• _Given data_:

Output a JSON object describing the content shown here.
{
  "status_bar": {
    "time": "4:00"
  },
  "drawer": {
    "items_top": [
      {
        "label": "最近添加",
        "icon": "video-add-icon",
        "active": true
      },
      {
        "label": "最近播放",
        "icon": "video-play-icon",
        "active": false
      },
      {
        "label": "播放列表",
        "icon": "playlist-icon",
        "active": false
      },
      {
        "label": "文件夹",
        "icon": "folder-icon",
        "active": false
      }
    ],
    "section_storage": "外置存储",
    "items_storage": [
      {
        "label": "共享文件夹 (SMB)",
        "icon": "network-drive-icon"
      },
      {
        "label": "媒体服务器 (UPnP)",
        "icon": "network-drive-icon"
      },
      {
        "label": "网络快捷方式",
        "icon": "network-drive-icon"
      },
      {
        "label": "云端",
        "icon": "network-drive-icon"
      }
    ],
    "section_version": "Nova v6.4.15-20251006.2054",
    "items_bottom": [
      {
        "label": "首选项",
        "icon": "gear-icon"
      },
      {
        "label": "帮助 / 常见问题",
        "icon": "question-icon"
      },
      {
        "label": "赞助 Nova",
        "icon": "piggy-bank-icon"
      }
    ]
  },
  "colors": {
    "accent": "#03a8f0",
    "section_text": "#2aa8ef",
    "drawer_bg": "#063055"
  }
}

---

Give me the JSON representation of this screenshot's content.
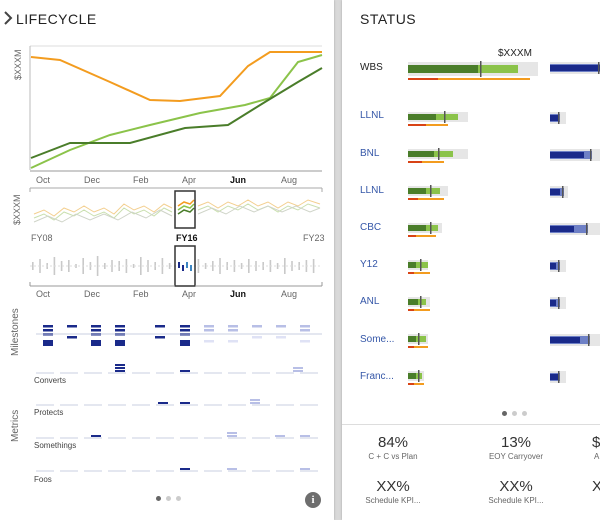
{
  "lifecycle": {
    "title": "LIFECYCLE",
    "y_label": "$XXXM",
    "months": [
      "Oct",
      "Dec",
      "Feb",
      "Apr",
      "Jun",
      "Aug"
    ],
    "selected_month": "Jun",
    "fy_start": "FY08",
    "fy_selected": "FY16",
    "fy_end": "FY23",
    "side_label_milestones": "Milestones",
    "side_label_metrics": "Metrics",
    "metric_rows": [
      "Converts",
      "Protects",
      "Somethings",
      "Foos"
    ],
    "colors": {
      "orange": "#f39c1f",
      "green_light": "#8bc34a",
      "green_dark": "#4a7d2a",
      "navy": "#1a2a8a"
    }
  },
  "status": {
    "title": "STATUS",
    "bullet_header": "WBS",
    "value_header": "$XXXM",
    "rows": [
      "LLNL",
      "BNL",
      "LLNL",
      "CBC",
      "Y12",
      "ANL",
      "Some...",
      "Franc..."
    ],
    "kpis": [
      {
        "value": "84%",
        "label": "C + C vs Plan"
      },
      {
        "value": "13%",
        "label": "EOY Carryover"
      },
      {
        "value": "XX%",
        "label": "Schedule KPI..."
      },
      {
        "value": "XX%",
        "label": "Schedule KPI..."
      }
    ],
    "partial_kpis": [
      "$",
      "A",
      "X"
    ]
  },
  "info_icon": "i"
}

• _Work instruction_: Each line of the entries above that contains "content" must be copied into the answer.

• _Response to this task_:
Output a JSON object describing the content shown here.
Give me the JSON representation of this screenshot's content.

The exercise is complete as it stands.